JAMES CITY — Ryann O’Toole’s first hole Friday at the Kingsmill Championship could have signaled the start of a no-good, very bad day.
While the 29-year-old said each shot felt good off her club, the ball wound up in the bunker and then deep in the rough. By the time she hacked it out of trouble and found the hole, she had a double bogey.
“Well, that added up quickly,” O’Toole said she thought as she walked off the green of the 10th hole at Kingsmill’s River Course.
Yet O’Toole let the bad beginning roll off her, part of the Zen approach she has started applying to her game.
O’Toole framed it this way: If after a round, she threw her score from each hole in a hat and drew them out in a different order, they would still add up to the same total. So she refused to let the double bogey drag down the rest of her day just because it happened to come first.
“I remember saying to my caddie: If you’re going to bogey the first two holes, I guess it’s better to double the first one instead and try to birdie the next,” O’Toole said.
While she did not birdie the next hole or the one after that, shooting even par, on the 13th through 16th holes she reeled off an eagle and three birdies.
“I’d been knocking on the door on the holes prior to that,” O’Toole said. “I was just waiting for putts to drop.”
The eagle came on the par-5 15th hole, and each shot she took on that hole was better than the last, her caddie, Matthew Galloway, said.
Through the rest of the second round, O’Toole had a birdie and two bogeys.
One of her bogeys came on her final hole of the day, No. 9. Her approach shot landed in the rough on a steep incline off the green of the par-4, but she landed a chip shot four feet from the hole and appeared poised to make par before missing her first putt.
Ending her day on a sour note affected her about as much as starting on one.
“I thought the putt was going to break a little bit more,” O’Toole said. “But, oops. There are 36 more holes. I can’t get mad at stopping on a bogey.”
Such a mindset requires cultivation, according to O’Toole.
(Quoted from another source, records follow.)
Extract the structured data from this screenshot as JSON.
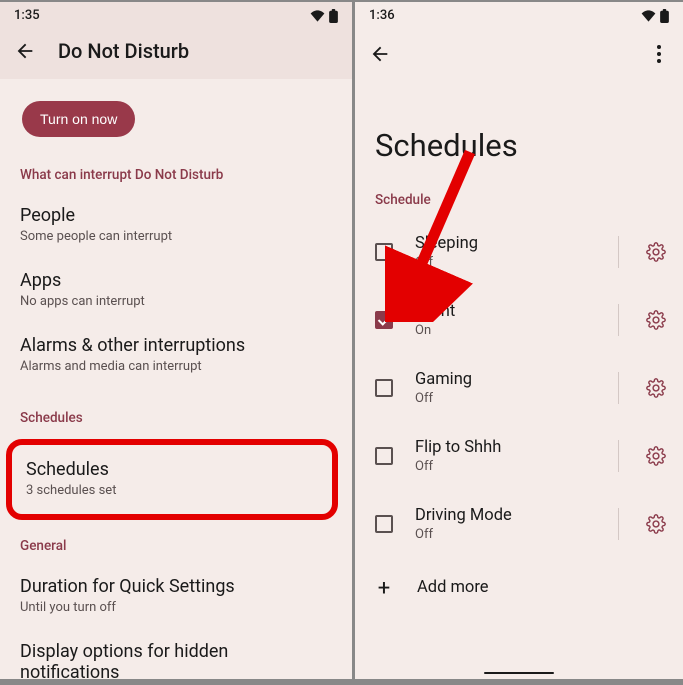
{
  "left": {
    "status_time": "1:35",
    "title": "Do Not Disturb",
    "turn_on_btn": "Turn on now",
    "section_interrupt": "What can interrupt Do Not Disturb",
    "people": {
      "title": "People",
      "sub": "Some people can interrupt"
    },
    "apps": {
      "title": "Apps",
      "sub": "No apps can interrupt"
    },
    "alarms": {
      "title": "Alarms & other interruptions",
      "sub": "Alarms and media can interrupt"
    },
    "section_schedules": "Schedules",
    "schedules": {
      "title": "Schedules",
      "sub": "3 schedules set"
    },
    "section_general": "General",
    "duration": {
      "title": "Duration for Quick Settings",
      "sub": "Until you turn off"
    },
    "display_opts": {
      "title": "Display options for hidden notifications"
    }
  },
  "right": {
    "status_time": "1:36",
    "big_title": "Schedules",
    "section_schedule": "Schedule",
    "items": [
      {
        "title": "Sleeping",
        "sub": "Off",
        "checked": false
      },
      {
        "title": "Event",
        "sub": "On",
        "checked": true
      },
      {
        "title": "Gaming",
        "sub": "Off",
        "checked": false
      },
      {
        "title": "Flip to Shhh",
        "sub": "Off",
        "checked": false
      },
      {
        "title": "Driving Mode",
        "sub": "Off",
        "checked": false
      }
    ],
    "add_more": "Add more"
  }
}
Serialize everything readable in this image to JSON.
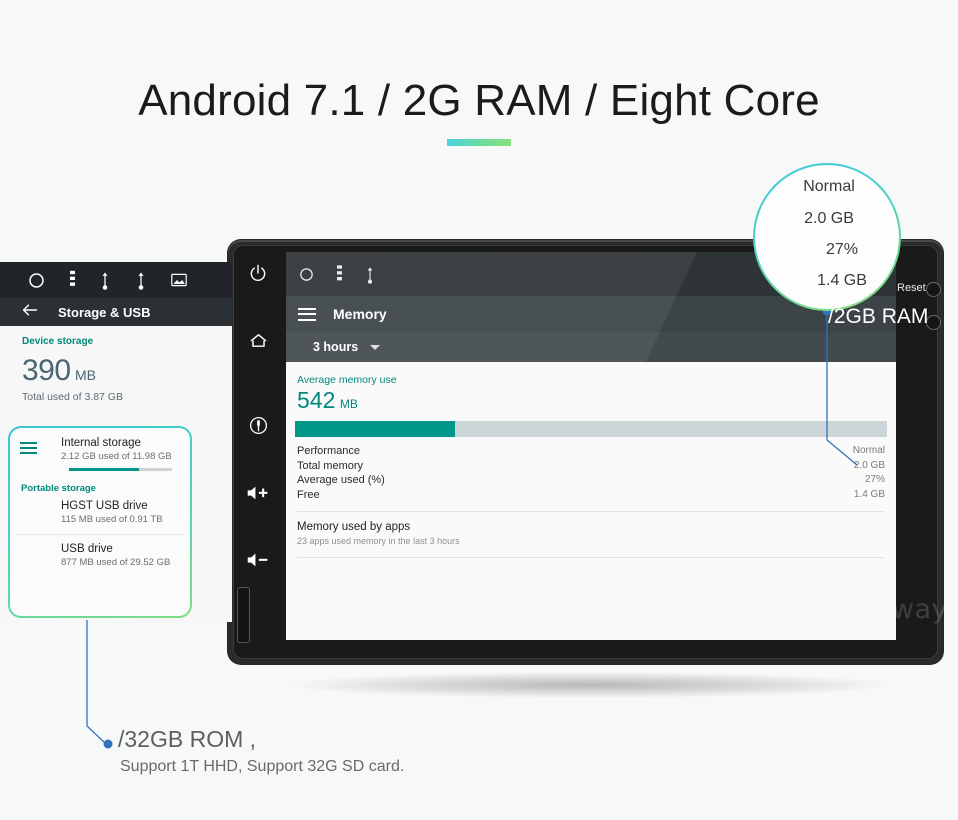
{
  "headline": "Android 7.1 / 2G RAM / Eight Core",
  "accent": {
    "teal": "#009688",
    "teal_text": "#00897b",
    "gradient_start": "#49d2e0",
    "gradient_end": "#86e07e",
    "callout_blue": "#2f74c0"
  },
  "magnifier": {
    "lines": [
      "Normal",
      "2.0 GB",
      "27%",
      "1.4 GB"
    ]
  },
  "callouts": {
    "ram": "/2GB RAM",
    "rom": "/32GB ROM ,",
    "rom_sub": "Support 1T HHD, Support 32G SD card."
  },
  "device": {
    "reset_label": "Reset",
    "watermark": "Uniway",
    "buttons": [
      {
        "name": "power-button",
        "icon": "power-icon"
      },
      {
        "name": "home-button",
        "icon": "home-icon"
      },
      {
        "name": "mic-button",
        "icon": "mic-icon"
      },
      {
        "name": "volume-up-button",
        "icon": "volume-up-icon"
      },
      {
        "name": "volume-down-button",
        "icon": "volume-down-icon"
      }
    ]
  },
  "memory_app": {
    "statusbar_icons": [
      "circle-icon",
      "more-vertical-icon",
      "usb-icon",
      "bluetooth-icon"
    ],
    "title": "Memory",
    "time_range": "3 hours",
    "avg_label": "Average memory use",
    "avg_value": "542",
    "avg_unit": "MB",
    "bar_percent": 27,
    "stats": [
      {
        "label": "Performance",
        "value": "Normal"
      },
      {
        "label": "Total memory",
        "value": "2.0 GB"
      },
      {
        "label": "Average used (%)",
        "value": "27%"
      },
      {
        "label": "Free",
        "value": "1.4 GB"
      }
    ],
    "apps_title": "Memory used by apps",
    "apps_sub": "23 apps used memory in the last 3 hours"
  },
  "storage_app": {
    "statusbar_icons": [
      "circle-icon",
      "more-vertical-icon",
      "usb-icon",
      "usb-icon",
      "image-icon"
    ],
    "title": "Storage & USB",
    "back_icon": "arrow-back-icon",
    "device_storage_label": "Device storage",
    "used_value": "390",
    "used_unit": "MB",
    "total_used": "Total used of 3.87 GB",
    "internal": {
      "name": "Internal storage",
      "detail": "2.12 GB used of 11.98 GB",
      "bar_percent": 68,
      "icon": "list-icon"
    },
    "portable_label": "Portable storage",
    "portable": [
      {
        "name": "HGST USB drive",
        "detail": "115 MB used of 0.91 TB",
        "icon": "sd-card-icon"
      },
      {
        "name": "USB drive",
        "detail": "877 MB used of 29.52 GB",
        "icon": "sd-card-icon"
      }
    ]
  }
}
She constantly brings herself back to the shot at hand, the situation immediately in front of her.
“Like a swing, or your putting, you have to practice the mind game too, and you have to train yourself,” O’Toole said.
Of course, a 4-under score through the first two rounds, three off leader So Yeon Ryu, probably helps too.
After finishing in the top 10 twice in her first year competing in the LPGA in 2011, she was hobbled by a lower back injury and had to go back to LPGA Qualifying School to ensure a spot on the tour in 2015.
This year, she has regained her form, with two top-10 finishes and another strong performance so far at Kingsmill, where she has finished at 2-under-par 69 in each of the first two rounds.
“I think I’ve learned the most that you’re going to have your ups and downs and staying in the moment has been the best thing for me,” O’Toole said.
Her come-what-may attitude even extended to the weekend’s gloomy weather forecast.
“I want it to get rainy,” O’Toole said. “Why not? You can’t control it. You just play in it.”
Yanchulis can be reached by phone at 757-298-5176.